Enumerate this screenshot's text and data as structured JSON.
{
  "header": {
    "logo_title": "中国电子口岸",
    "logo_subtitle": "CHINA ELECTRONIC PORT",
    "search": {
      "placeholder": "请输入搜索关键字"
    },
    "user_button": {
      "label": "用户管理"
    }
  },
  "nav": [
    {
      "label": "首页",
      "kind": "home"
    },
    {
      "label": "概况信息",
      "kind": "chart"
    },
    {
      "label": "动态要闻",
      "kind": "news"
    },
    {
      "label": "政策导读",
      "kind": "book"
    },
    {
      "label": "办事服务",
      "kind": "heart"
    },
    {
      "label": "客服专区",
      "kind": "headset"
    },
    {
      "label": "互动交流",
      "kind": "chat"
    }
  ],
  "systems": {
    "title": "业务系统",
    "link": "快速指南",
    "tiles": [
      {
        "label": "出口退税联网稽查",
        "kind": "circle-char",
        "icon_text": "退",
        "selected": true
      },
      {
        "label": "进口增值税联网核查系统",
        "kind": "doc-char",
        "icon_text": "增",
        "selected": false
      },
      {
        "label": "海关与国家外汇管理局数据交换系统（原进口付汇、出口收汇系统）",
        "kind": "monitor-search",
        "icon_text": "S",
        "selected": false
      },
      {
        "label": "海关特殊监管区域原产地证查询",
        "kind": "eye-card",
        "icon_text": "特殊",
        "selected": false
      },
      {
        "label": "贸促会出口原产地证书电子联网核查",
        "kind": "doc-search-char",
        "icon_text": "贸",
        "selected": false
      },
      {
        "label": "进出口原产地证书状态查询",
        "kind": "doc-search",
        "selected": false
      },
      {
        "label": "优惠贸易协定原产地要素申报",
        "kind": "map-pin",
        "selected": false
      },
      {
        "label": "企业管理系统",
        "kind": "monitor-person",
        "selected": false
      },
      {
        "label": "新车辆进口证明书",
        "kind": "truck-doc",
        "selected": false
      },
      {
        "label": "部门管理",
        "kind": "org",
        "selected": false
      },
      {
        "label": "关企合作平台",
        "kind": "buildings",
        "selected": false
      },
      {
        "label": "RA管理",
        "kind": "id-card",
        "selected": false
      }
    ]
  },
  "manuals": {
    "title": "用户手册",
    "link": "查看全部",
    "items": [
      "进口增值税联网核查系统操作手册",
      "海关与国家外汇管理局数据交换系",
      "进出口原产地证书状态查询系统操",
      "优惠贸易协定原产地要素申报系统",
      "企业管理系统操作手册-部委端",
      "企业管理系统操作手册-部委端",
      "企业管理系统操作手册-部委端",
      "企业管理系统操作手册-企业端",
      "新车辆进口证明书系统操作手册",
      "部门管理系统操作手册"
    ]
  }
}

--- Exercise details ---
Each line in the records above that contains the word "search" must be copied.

--- Reply ---
    "search": {
        "kind": "monitor-search",
        "kind": "doc-search-char",
        "kind": "doc-search",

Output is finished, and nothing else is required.